What is required
Going through the data below, copy out each line where the word "label" shows up.

Records from a data source

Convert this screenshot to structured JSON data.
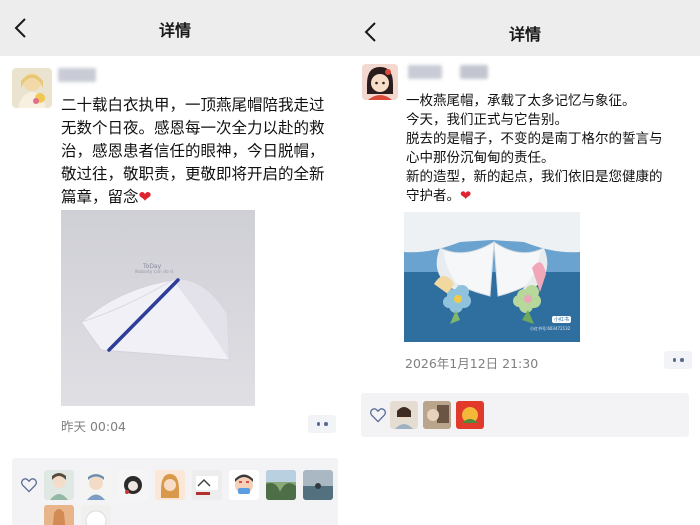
{
  "left": {
    "nav_title": "详情",
    "post_lines": [
      "二十载白衣执甲，一顶燕尾帽陪我走过",
      "无数个日夜。感恩每一次全力以赴的救",
      "治，感恩患者信任的眼神，今日脱帽，",
      "敬过往，敬职责，更敬即将开启的全新",
      "篇章，留念"
    ],
    "heart_emoji": "❤",
    "photo_caption_lines": [
      "ToDay",
      "Nobody can do it"
    ],
    "timestamp": "昨天 00:04"
  },
  "right": {
    "nav_title": "详情",
    "post_lines": [
      "一枚燕尾帽，承载了太多记忆与象征。",
      "今天，我们正式与它告别。",
      "脱去的是帽子，不变的是南丁格尔的誓言与",
      "心中那份沉甸甸的责任。",
      "新的造型，新的起点，我们依旧是您健康的",
      "守护者。"
    ],
    "heart_emoji": "❤",
    "photo_watermark_brand": "小红书",
    "photo_watermark_id": "小红书号:603472132",
    "timestamp": "2026年1月12日 21:30"
  },
  "icons": {
    "back": "chevron-left-icon",
    "like": "heart-outline-icon",
    "more": "more-dots-icon"
  },
  "colors": {
    "nav_bg": "#ededed",
    "link_blue": "#576b95",
    "heart_red": "#e0242f",
    "timestamp_gray": "#7f7f7f"
  }
}
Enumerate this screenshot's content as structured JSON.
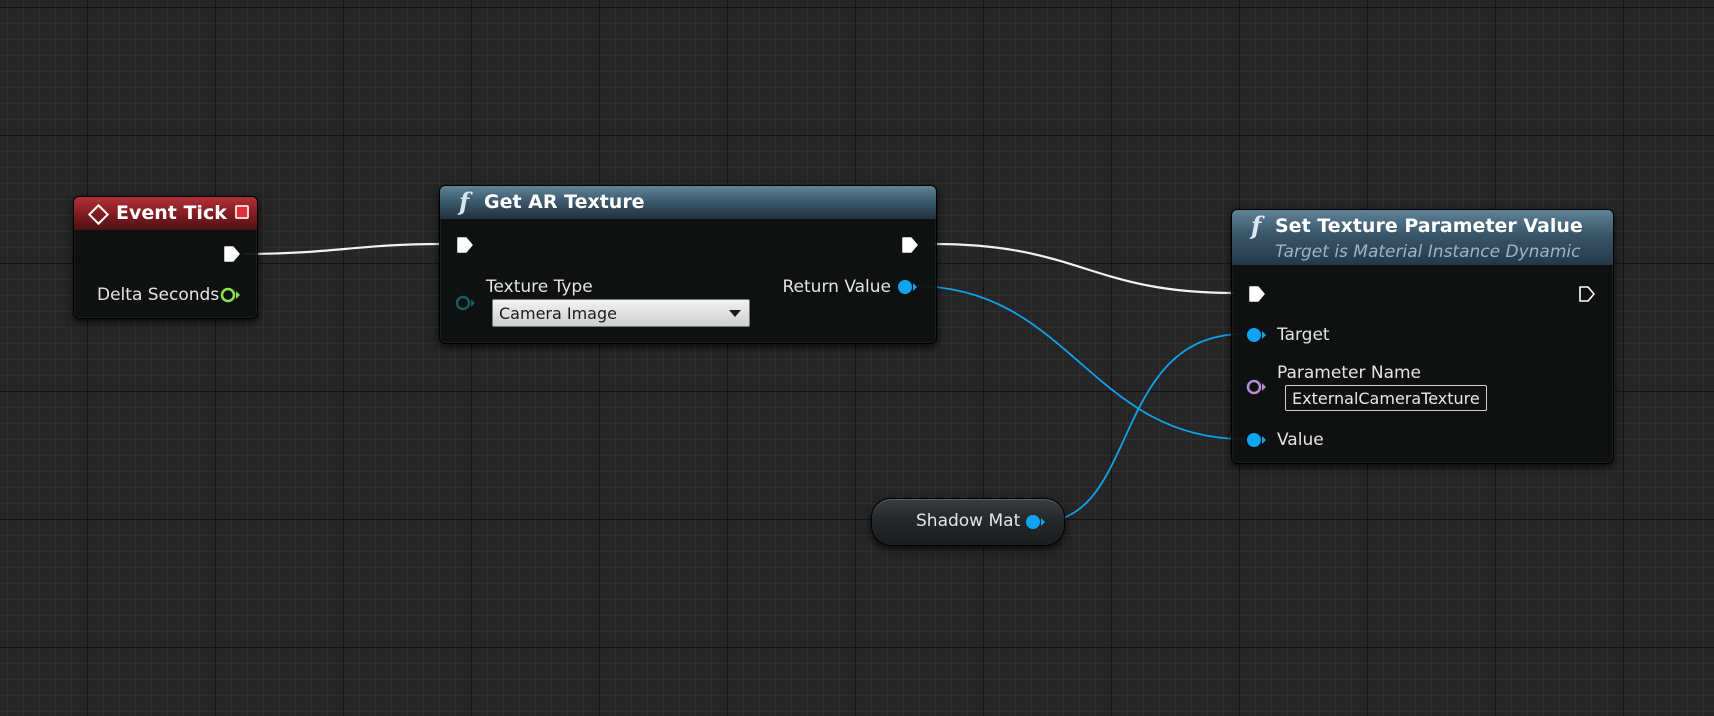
{
  "colors": {
    "exec": "#ffffff",
    "object_pin": "#0ea4ef",
    "float_pin": "#8ee24e",
    "name_pin": "#b58cd8",
    "enum_pin": "#155e5e",
    "event_header": "#7e1b20",
    "function_header": "#3a5669"
  },
  "event_tick": {
    "title": "Event Tick",
    "icon": "event-diamond-icon",
    "outputs": [
      {
        "type": "exec"
      },
      {
        "label": "Delta Seconds",
        "type": "float"
      }
    ]
  },
  "get_ar_texture": {
    "title": "Get AR Texture",
    "icon": "function-icon",
    "inputs": [
      {
        "type": "exec"
      },
      {
        "label": "Texture Type",
        "type": "enum",
        "value": "Camera Image"
      }
    ],
    "outputs": [
      {
        "type": "exec"
      },
      {
        "label": "Return Value",
        "type": "object"
      }
    ]
  },
  "set_texture_param": {
    "title": "Set Texture Parameter Value",
    "subtitle": "Target is Material Instance Dynamic",
    "icon": "function-icon",
    "inputs": [
      {
        "type": "exec"
      },
      {
        "label": "Target",
        "type": "object"
      },
      {
        "label": "Parameter Name",
        "type": "name",
        "value": "ExternalCameraTexture"
      },
      {
        "label": "Value",
        "type": "object"
      }
    ],
    "outputs": [
      {
        "type": "exec"
      }
    ]
  },
  "shadow_mat": {
    "label": "Shadow Mat",
    "type": "object"
  }
}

Response to this task
        "label": "Delta Seconds",
        "label": "Texture Type",
        "label": "Return Value",
        "label": "Target",
        "label": "Parameter Name",
        "label": "Value",
    "label": "Shadow Mat",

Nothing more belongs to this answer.